We have to offer better alternatives before demanding everybody leave their cars behind. We can only do that if we honestly start calculating the full costs of how we get around this city, this region, this province. I suspect Where the Rubber Meets the Road doesn’t do that to everyone’s satisfaction but it’s a start. That’s what every journey begins with, right? A start.

hopefully submitted by Cityslikr


Toronto The Doing OK

February 15, 2013

One could almost feel sorry for Ontario’s opposition leader, Tim Hudak, if such a human emotion existed, so I’ll try as best I can to fake it.

quizzical

A day after he swings by Toronto’s Board of Trade to bash the city as a place in decline where something has gone off the rails, the Conference Board of Canada releases its 2013 Metropolitan Outlook report that doesn’t paint as bleak a picture of Toronto’s economic situation as Mr. Hudak would like us to believe. But maybe that kind of bad timing happens regularly to him. If you travel around just talking nonsense and shit all the time, you probably get used to the egg on your face.

Besides, in all likelihood Hudak’s speech Wednesday afternoon wasn’t really targeting the local audience. divideandconquerWith no 416 MPPs in his caucus and very little promise of scoring one any time soon, the goal was to come to town, piss on the furniture and get your sound bites in place to use in the rest of the province in a desperate bid to divide and conquer. Yeah. That Toronto, man. A living hellhole. We give and give and give and give, and it still sucks. Sucks and is ungrateful. Elect me, Tim Hudak, as your premier and I will go to Queen’s Park and put Toronto in its place!

We’re not talking the rosiest of rosy forecasts here. The Conference Board’s report predicts Toronto’s economic growth at a very modest 2.8% but it still would be the biggest bump east of the prairies and a bounce from last year’s dip. And despite Mr. Hudak’s rhetoric that people and businesses are taking a pass on setting up shop here, the facts suggest otherwise.

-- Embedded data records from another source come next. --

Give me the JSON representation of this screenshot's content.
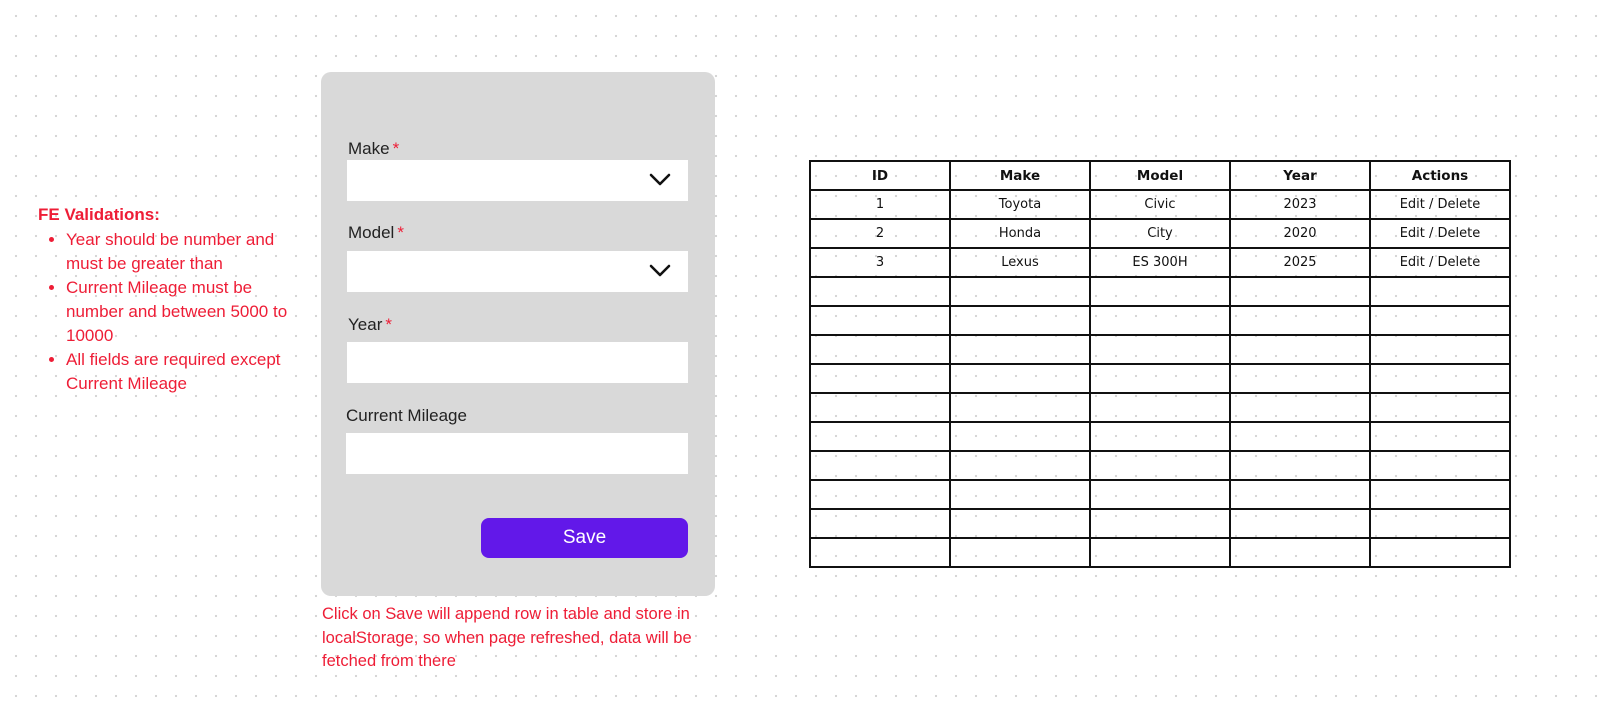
{
  "validations": {
    "title": "FE Validations:",
    "items": [
      "Year should be number and must be greater than",
      "Current Mileage must be number and between 5000 to 10000",
      "All fields are required except Current Mileage"
    ]
  },
  "form": {
    "make_label": "Make",
    "model_label": "Model",
    "year_label": "Year",
    "mileage_label": "Current Mileage",
    "required_marker": "*",
    "make_value": "",
    "model_value": "",
    "year_value": "",
    "mileage_value": "",
    "save_label": "Save"
  },
  "save_note": "Click on Save will append row in table and store in localStorage, so when page refreshed, data will be fetched from there",
  "table": {
    "columns": [
      "ID",
      "Make",
      "Model",
      "Year",
      "Actions"
    ],
    "rows": [
      [
        "1",
        "Toyota",
        "Civic",
        "2023",
        "Edit / Delete"
      ],
      [
        "2",
        "Honda",
        "City",
        "2020",
        "Edit / Delete"
      ],
      [
        "3",
        "Lexus",
        "ES 300H",
        "2025",
        "Edit / Delete"
      ],
      [
        "",
        "",
        "",
        "",
        ""
      ],
      [
        "",
        "",
        "",
        "",
        ""
      ],
      [
        "",
        "",
        "",
        "",
        ""
      ],
      [
        "",
        "",
        "",
        "",
        ""
      ],
      [
        "",
        "",
        "",
        "",
        ""
      ],
      [
        "",
        "",
        "",
        "",
        ""
      ],
      [
        "",
        "",
        "",
        "",
        ""
      ],
      [
        "",
        "",
        "",
        "",
        ""
      ],
      [
        "",
        "",
        "",
        "",
        ""
      ],
      [
        "",
        "",
        "",
        "",
        ""
      ]
    ]
  },
  "icons": {
    "select_arrow": "chevron-down-icon"
  },
  "colors": {
    "accent": "#6218e9",
    "note_red": "#ee1d36",
    "card_bg": "#d9d9d9"
  }
}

“[Peter Viducis, manager of economic research at the city of Toronto] also pointed to recent growth in demand for office space in downtown Toronto,” Vanessa Lu writes in the Toronto Star, “including companies like Telus, Google, and SNC Lavalin, wanting to set up operations here. chickenlittleIn the past, Toronto was losing out to office complexes in the 905, but more companies are seeking out the downtown.”

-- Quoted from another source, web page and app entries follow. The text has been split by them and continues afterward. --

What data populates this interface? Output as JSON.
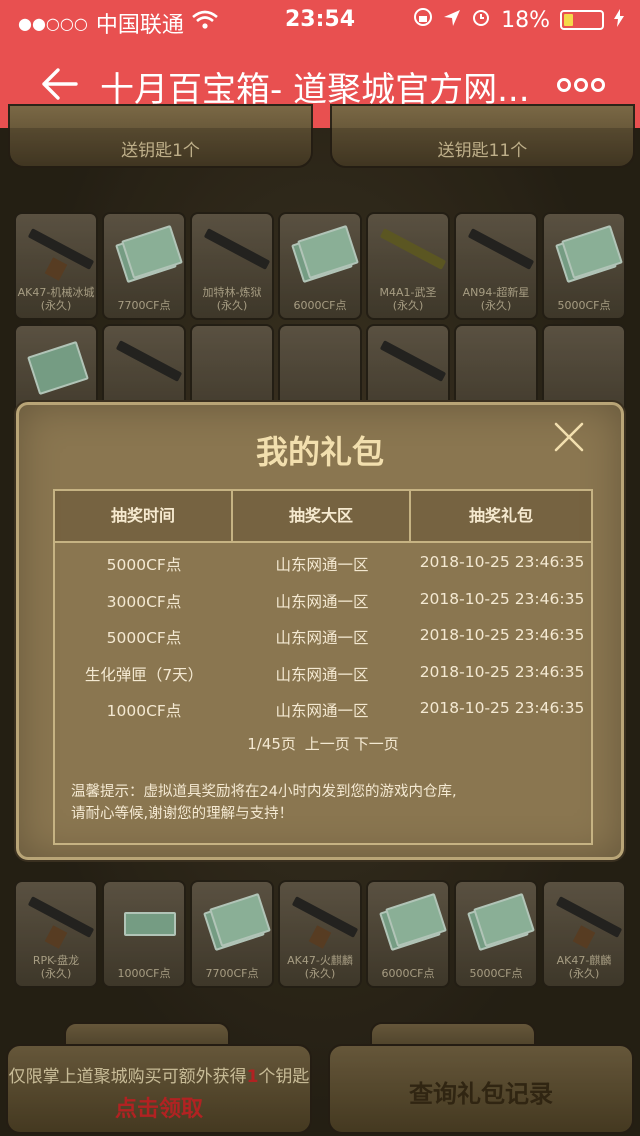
{
  "status": {
    "carrier": "中国联通",
    "time": "23:54",
    "battery": "18%"
  },
  "nav": {
    "title": "十月百宝箱- 道聚城官方网..."
  },
  "bg": {
    "top_left_sub": "送钥匙1个",
    "top_right_sub": "送钥匙11个",
    "row1": [
      {
        "label": "AK47-机械冰城\n(永久)"
      },
      {
        "label": "7700CF点"
      },
      {
        "label": "加特林-炼狱\n(永久)"
      },
      {
        "label": "6000CF点"
      },
      {
        "label": "M4A1-武圣\n(永久)"
      },
      {
        "label": "AN94-超新星\n(永久)"
      },
      {
        "label": "5000CF点"
      }
    ],
    "row3": [
      {
        "label": "RPK-盘龙\n(永久)"
      },
      {
        "label": "1000CF点"
      },
      {
        "label": "7700CF点"
      },
      {
        "label": "AK47-火麒麟\n(永久)"
      },
      {
        "label": "6000CF点"
      },
      {
        "label": "5000CF点"
      },
      {
        "label": "AK47-麒麟\n(永久)"
      }
    ],
    "bottom_left_line1_pre": "仅限掌上道聚城购买可额外获得",
    "bottom_left_line1_num": "1",
    "bottom_left_line1_post": "个钥匙",
    "bottom_left_line2": "点击领取",
    "bottom_right": "查询礼包记录"
  },
  "modal": {
    "title": "我的礼包",
    "headers": [
      "抽奖时间",
      "抽奖大区",
      "抽奖礼包"
    ],
    "rows": [
      {
        "c1": "5000CF点",
        "c2": "山东网通一区",
        "c3": "2018-10-25 23:46:35"
      },
      {
        "c1": "3000CF点",
        "c2": "山东网通一区",
        "c3": "2018-10-25 23:46:35"
      },
      {
        "c1": "5000CF点",
        "c2": "山东网通一区",
        "c3": "2018-10-25 23:46:35"
      },
      {
        "c1": "生化弹匣（7天）",
        "c2": "山东网通一区",
        "c3": "2018-10-25 23:46:35"
      },
      {
        "c1": "1000CF点",
        "c2": "山东网通一区",
        "c3": "2018-10-25 23:46:35"
      }
    ],
    "pager": {
      "page_info": "1/45页",
      "prev": "上一页",
      "next": "下一页"
    },
    "notice_line1": "温馨提示：虚拟道具奖励将在24小时内发到您的游戏内仓库,",
    "notice_line2": "请耐心等候,谢谢您的理解与支持！"
  }
}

Apparently, the reports of Toronto’s economic decline have been greatly exaggerated by politicians looking to stir up discord, anger and resentment.

This relatively positive outlook is also of little help to the Ford administration not only because it can’t claim much credit for it – which is true generally at the municipal level – but it also kind of undercuts their whole duck-and-cover strategy for budgeting. All their cutting operating costs and paying down capital debt in order to build some sort of rainy day slush fund seems Chicken Little-ish. The sky isn’t falling, is it.

If Ford & Co were truly interested in running City Hall like a business, now would be something of a go-time. Credit’s still remarkably cheap. Unemployment rates locally are still stubbornly high. Stuff needs to be fixed, expanded. The time seems ripe to bolster those aspects of this city that continue to draw people and businesses to it. Increase mobility. Increase affordability. Increase liveability.

But we know running this place like a business is nothing more than empty rhetoric. fingerscrossedIt’s always been about cutting government down to size. So we are spun speculative fiction, much like the opposition leader’s Board of Trade speech, that is ultimately exposed as having little relationship to the facts on the ground.

It takes a special kind of person to consistently fly in the face of reality. A gaggle of them are at the helm currently at City Hall, misguiding the local ship of state. Tim Hudak wants to operate likewise at Queen’s Park but, unfortunately for him, he seems unable to outrun the truth.

sceptically submitted by Cityslikr